Brief:
Every line containing the string "Exportaciones" is to be copied from the records.

Dataset rows describing interfaces:
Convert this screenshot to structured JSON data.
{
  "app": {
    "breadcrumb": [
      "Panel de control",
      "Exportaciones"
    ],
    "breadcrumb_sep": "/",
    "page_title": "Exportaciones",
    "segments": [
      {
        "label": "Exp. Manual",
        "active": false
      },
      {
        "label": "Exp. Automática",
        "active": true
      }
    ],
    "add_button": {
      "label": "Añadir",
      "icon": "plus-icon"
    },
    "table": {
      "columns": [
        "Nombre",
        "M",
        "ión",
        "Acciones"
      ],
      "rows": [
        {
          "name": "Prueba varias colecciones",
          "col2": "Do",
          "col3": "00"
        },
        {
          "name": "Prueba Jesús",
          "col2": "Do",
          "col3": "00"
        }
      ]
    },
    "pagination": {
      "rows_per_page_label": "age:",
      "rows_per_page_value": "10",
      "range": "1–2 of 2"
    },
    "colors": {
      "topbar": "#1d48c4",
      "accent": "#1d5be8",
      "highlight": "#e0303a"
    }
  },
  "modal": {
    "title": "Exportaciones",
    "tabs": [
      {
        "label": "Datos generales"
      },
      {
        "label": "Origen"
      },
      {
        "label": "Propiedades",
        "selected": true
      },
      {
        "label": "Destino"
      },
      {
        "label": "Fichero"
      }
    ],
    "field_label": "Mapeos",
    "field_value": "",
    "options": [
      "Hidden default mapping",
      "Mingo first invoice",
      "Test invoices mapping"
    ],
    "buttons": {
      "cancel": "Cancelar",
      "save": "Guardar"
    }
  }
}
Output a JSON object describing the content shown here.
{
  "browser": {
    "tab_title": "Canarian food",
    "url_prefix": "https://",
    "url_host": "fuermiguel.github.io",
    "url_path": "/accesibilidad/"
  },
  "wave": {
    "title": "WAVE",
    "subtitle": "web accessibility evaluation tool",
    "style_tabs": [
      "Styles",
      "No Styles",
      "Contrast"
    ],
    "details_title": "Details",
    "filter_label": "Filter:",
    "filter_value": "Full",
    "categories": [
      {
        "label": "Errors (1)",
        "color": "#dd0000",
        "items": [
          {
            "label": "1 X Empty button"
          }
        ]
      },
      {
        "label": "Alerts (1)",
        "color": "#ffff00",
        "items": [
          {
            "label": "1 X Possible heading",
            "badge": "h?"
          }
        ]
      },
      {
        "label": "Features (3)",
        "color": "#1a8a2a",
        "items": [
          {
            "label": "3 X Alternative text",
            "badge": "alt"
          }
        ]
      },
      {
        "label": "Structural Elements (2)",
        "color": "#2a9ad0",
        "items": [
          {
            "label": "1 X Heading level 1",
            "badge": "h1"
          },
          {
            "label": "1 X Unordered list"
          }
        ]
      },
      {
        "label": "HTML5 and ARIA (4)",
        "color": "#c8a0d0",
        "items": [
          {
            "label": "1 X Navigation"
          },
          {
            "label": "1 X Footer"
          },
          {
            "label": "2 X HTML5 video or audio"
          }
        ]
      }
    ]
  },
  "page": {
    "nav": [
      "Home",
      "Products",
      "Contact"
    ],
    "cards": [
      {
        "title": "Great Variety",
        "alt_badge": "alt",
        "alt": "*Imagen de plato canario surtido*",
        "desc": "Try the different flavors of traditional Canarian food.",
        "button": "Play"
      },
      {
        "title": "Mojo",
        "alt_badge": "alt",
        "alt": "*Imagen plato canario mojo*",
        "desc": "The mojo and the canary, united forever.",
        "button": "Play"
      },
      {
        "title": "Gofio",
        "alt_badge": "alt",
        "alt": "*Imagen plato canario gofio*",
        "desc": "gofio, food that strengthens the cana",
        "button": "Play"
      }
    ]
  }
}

Answer section:
      "Exportaciones"
    "page_title": "Exportaciones",
    "title": "Exportaciones",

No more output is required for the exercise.